WORK ITEM:
Copy, from the entries below, each line where the word "tags" can be found.
-----
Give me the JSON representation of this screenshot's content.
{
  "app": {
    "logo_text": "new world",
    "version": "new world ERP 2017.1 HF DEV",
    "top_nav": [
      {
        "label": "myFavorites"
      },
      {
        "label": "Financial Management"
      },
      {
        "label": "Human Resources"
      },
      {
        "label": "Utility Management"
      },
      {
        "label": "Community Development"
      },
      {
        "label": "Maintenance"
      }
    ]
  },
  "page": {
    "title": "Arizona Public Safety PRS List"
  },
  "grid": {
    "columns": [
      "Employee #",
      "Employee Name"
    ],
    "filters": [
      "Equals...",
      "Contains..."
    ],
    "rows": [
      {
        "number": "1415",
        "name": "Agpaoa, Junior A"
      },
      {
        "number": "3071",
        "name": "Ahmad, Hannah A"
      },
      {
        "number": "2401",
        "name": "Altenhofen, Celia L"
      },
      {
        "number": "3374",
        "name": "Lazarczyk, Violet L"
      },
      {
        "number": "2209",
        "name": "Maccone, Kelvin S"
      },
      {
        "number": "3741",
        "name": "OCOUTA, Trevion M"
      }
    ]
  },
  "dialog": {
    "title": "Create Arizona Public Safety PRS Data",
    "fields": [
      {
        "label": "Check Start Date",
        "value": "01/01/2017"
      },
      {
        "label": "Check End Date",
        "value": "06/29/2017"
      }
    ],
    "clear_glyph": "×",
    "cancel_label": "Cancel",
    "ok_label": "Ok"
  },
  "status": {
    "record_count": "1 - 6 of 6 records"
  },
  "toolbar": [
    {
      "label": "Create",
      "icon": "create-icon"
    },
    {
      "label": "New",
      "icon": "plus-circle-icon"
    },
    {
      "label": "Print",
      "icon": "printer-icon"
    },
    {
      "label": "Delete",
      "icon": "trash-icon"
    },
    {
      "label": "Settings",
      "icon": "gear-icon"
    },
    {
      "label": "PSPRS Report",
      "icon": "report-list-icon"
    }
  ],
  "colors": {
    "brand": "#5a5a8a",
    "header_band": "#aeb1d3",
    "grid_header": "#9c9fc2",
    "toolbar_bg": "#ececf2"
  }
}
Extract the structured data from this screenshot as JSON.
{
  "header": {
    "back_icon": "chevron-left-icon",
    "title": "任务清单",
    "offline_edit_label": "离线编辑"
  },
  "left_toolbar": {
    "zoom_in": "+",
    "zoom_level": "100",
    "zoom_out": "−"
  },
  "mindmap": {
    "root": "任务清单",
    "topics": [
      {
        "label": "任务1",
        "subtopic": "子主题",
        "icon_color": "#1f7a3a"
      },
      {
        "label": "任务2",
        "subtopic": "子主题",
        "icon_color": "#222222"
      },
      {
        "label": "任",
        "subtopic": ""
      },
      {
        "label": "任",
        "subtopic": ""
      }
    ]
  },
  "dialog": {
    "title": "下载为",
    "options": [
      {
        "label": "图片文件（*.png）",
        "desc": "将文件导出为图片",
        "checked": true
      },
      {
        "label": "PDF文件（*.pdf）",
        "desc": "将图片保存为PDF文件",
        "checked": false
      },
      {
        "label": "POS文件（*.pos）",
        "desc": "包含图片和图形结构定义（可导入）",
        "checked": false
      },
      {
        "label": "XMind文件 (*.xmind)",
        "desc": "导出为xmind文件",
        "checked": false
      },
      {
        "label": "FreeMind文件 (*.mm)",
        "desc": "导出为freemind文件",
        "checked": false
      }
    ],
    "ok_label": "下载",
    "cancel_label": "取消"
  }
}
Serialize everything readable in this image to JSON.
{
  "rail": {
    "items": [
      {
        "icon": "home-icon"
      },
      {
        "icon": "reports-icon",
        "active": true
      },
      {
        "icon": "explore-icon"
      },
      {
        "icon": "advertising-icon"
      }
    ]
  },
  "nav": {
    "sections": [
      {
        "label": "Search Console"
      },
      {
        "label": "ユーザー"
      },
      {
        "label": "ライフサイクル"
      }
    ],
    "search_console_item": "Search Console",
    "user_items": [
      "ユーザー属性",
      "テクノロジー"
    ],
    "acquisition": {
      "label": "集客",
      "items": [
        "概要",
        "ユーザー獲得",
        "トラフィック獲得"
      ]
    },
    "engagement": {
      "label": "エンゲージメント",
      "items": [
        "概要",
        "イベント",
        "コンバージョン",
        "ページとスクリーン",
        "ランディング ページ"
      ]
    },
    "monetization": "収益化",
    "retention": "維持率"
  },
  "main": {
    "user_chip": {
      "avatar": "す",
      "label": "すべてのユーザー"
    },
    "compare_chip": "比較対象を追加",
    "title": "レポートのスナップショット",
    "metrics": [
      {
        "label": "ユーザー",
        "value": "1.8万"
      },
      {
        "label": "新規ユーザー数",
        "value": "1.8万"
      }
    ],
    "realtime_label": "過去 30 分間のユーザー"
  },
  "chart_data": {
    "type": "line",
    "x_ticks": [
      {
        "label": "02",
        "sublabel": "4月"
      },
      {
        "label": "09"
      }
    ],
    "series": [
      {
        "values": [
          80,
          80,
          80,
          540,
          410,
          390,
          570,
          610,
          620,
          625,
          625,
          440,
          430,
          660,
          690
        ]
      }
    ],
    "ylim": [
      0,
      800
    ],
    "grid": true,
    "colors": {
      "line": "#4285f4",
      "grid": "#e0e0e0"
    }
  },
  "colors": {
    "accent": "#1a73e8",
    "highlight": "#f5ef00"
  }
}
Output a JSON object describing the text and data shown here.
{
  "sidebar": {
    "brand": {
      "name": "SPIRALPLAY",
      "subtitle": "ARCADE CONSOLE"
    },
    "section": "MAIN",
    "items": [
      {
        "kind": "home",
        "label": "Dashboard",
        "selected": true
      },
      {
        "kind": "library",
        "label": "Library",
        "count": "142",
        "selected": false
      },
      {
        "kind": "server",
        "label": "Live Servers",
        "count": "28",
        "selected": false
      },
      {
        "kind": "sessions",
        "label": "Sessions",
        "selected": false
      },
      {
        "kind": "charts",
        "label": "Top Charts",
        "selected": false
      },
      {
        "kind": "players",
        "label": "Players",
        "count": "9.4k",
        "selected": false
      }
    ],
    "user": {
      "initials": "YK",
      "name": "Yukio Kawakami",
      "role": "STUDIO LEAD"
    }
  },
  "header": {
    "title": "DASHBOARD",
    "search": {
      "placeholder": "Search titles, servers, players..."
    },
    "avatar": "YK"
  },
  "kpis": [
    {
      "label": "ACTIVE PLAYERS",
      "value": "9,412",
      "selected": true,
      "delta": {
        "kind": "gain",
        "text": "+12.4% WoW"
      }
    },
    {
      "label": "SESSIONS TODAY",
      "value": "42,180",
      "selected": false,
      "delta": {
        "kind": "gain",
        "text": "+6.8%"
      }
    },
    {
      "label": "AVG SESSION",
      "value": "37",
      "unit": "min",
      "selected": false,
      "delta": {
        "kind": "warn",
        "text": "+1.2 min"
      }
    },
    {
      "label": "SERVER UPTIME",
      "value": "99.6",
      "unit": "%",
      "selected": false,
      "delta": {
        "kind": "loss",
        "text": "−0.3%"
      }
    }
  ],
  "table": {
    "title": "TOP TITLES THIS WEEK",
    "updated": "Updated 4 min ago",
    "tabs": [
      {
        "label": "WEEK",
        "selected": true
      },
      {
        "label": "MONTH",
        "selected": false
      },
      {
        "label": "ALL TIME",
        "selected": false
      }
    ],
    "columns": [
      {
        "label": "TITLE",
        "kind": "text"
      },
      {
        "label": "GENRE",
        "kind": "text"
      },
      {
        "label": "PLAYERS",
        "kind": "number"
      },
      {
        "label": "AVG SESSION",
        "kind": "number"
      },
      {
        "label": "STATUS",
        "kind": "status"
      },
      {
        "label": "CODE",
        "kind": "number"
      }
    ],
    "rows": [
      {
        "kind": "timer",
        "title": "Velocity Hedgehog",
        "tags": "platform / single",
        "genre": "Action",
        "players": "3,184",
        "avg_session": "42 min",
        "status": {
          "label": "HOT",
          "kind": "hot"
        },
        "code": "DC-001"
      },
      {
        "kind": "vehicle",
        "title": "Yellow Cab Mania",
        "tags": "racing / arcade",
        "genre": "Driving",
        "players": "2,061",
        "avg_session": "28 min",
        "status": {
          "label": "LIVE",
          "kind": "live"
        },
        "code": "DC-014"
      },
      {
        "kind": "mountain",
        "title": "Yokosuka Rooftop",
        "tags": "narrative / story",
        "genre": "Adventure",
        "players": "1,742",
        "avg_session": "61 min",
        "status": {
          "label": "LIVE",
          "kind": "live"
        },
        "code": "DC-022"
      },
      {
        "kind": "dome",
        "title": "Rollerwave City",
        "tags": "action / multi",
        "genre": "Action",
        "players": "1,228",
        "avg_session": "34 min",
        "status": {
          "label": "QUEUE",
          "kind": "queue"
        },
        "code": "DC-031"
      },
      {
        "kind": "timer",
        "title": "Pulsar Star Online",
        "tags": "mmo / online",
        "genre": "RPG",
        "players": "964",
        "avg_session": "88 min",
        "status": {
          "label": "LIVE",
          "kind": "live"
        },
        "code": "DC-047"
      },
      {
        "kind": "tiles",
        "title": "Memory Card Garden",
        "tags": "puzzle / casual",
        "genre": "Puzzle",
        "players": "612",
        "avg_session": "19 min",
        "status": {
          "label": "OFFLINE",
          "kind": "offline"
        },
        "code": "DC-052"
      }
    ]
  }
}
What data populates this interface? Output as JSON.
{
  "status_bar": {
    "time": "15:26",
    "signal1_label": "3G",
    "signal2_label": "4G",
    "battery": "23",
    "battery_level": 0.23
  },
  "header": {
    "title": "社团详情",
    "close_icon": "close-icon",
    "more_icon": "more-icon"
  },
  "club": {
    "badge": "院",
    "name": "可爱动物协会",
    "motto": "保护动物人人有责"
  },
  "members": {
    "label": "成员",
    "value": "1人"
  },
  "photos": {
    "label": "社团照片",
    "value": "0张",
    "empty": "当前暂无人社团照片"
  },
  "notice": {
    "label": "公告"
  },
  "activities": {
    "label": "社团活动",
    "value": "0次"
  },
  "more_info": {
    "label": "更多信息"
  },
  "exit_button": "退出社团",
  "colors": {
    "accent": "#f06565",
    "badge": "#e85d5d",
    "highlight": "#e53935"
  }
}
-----
WRITTEN RESPONSE:
        "tags": "platform / single",
        "tags": "racing / arcade",
        "tags": "narrative / story",
        "tags": "action / multi",
        "tags": "mmo / online",
        "tags": "puzzle / casual",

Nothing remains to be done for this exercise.